→ **WORK TO COMPLETE**
Copy every line of the data that includes the string "agentOne".

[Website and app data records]
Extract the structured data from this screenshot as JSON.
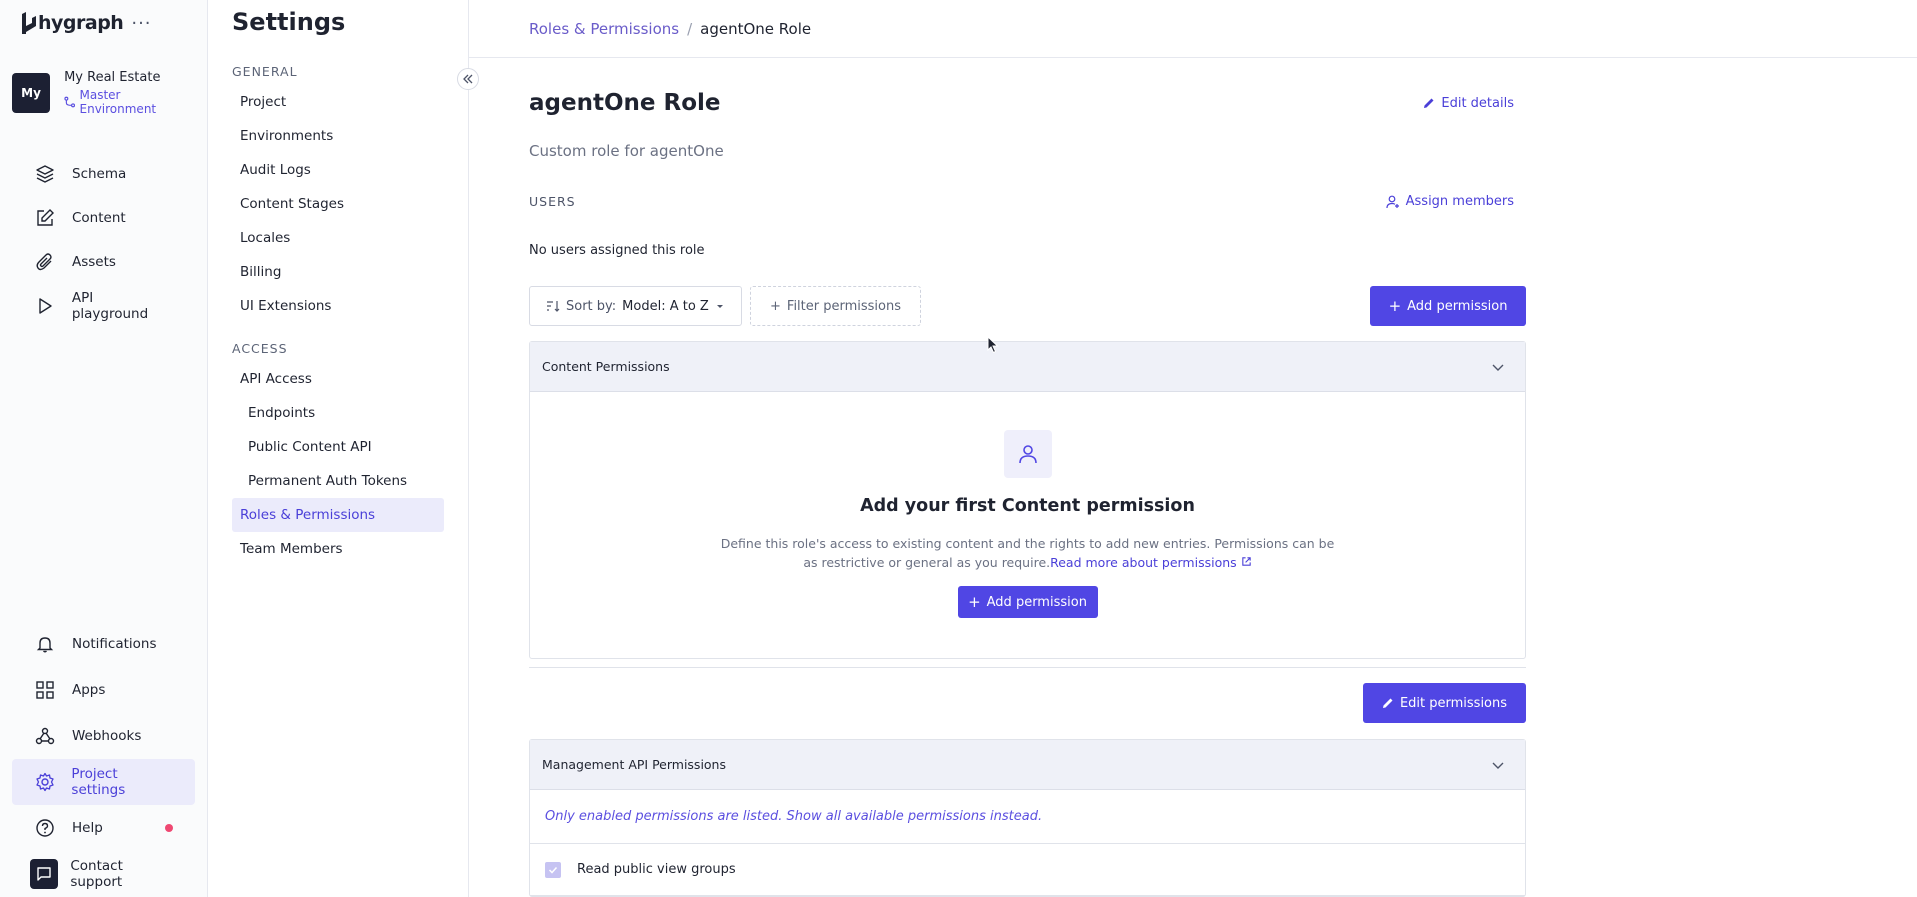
{
  "brand": {
    "name": "hygraph",
    "more": "···"
  },
  "project": {
    "avatar": "My",
    "name": "My Real Estate",
    "environment": "Master Environment"
  },
  "nav": {
    "main": [
      {
        "label": "Schema",
        "icon": "layers-icon"
      },
      {
        "label": "Content",
        "icon": "edit-icon"
      },
      {
        "label": "Assets",
        "icon": "paperclip-icon"
      },
      {
        "label": "API playground",
        "icon": "play-icon"
      }
    ],
    "bottom": [
      {
        "label": "Notifications",
        "icon": "bell-icon"
      },
      {
        "label": "Apps",
        "icon": "apps-grid-icon"
      },
      {
        "label": "Webhooks",
        "icon": "webhook-icon"
      },
      {
        "label": "Project settings",
        "icon": "gear-icon",
        "active": true
      },
      {
        "label": "Help",
        "icon": "help-icon"
      },
      {
        "label": "Contact support",
        "icon": "chat-icon"
      }
    ]
  },
  "settings": {
    "title": "Settings",
    "general_label": "GENERAL",
    "general": [
      "Project",
      "Environments",
      "Audit Logs",
      "Content Stages",
      "Locales",
      "Billing",
      "UI Extensions"
    ],
    "access_label": "ACCESS",
    "access": [
      "API Access",
      "Endpoints",
      "Public Content API",
      "Permanent Auth Tokens",
      "Roles & Permissions",
      "Team Members"
    ]
  },
  "breadcrumb": {
    "parent": "Roles & Permissions",
    "sep": "/",
    "current": "agentOne Role"
  },
  "role": {
    "title": "agentOne Role",
    "edit_details": "Edit details",
    "description": "Custom role for agentOne",
    "users_label": "USERS",
    "assign_members": "Assign members",
    "no_users": "No users assigned this role"
  },
  "toolbar": {
    "sort_prefix": "Sort by:",
    "sort_value": "Model: A to Z",
    "filter": "Filter permissions",
    "add_permission": "Add permission"
  },
  "content_permissions": {
    "header": "Content Permissions",
    "empty_title": "Add your first Content permission",
    "empty_text": "Define this role's access to existing content and the rights to add new entries. Permissions can be as restrictive or general as you require.",
    "read_more": "Read more about permissions",
    "add_permission": "Add permission"
  },
  "edit_permissions": "Edit permissions",
  "management_permissions": {
    "header": "Management API Permissions",
    "note_prefix": "Only enabled permissions are listed.",
    "note_link": "Show all available permissions instead.",
    "items": [
      {
        "label": "Read public view groups",
        "checked": true
      }
    ]
  },
  "colors": {
    "accent": "#5046e4",
    "active_bg": "#ebebfb",
    "panel_header": "#eff1f8",
    "dark": "#1c2033",
    "notification_dot": "#ef4872"
  }
}
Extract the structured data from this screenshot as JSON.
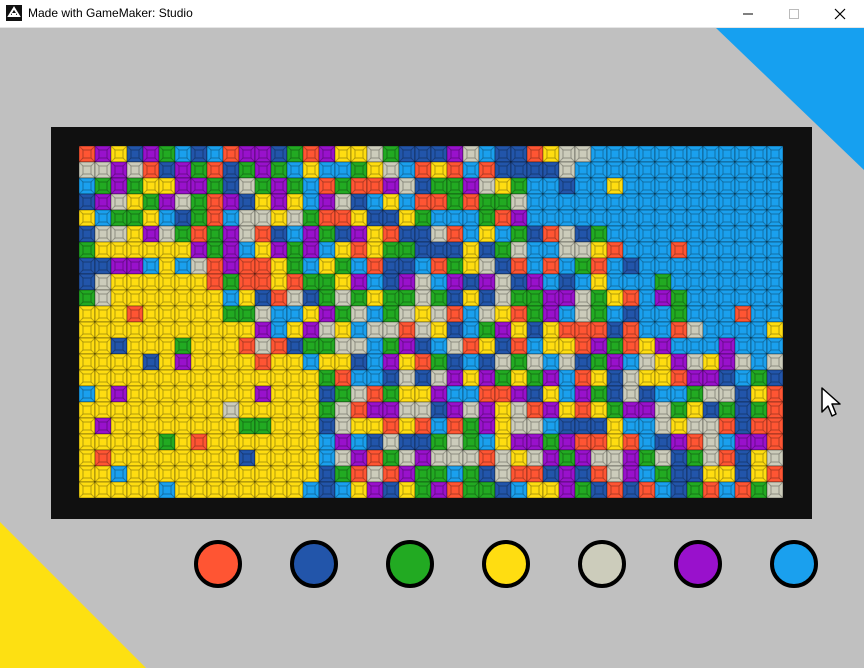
{
  "window": {
    "title": "Made with GameMaker: Studio"
  },
  "icons": {
    "app": "gamemaker-icon",
    "minimize": "minimize-icon",
    "maximize": "maximize-icon",
    "close": "close-icon",
    "cursor": "mouse-pointer-icon"
  },
  "colors": {
    "background": "#c0c0c0",
    "frame": "#101010",
    "corner_top_right": "#16a0f0",
    "corner_bottom_left": "#fde012"
  },
  "board": {
    "columns": 44,
    "rows": 22,
    "palette": [
      "#ff5533",
      "#2255aa",
      "#22aa22",
      "#ffdd11",
      "#ccccbb",
      "#9911cc",
      "#1aa0ee"
    ],
    "palette_names": [
      "red",
      "blue",
      "green",
      "yellow",
      "beige",
      "purple",
      "cyan"
    ]
  },
  "swatches": [
    {
      "name": "red",
      "color": "#ff5533"
    },
    {
      "name": "blue",
      "color": "#2255aa"
    },
    {
      "name": "green",
      "color": "#22aa22"
    },
    {
      "name": "yellow",
      "color": "#ffdd11"
    },
    {
      "name": "beige",
      "color": "#ccccbb"
    },
    {
      "name": "purple",
      "color": "#9911cc"
    },
    {
      "name": "cyan",
      "color": "#1aa0ee"
    }
  ]
}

→ **EXERCISE ANSWER**
    "current": "agentOne Role"
    "title": "agentOne Role",
    "description": "Custom role for agentOne",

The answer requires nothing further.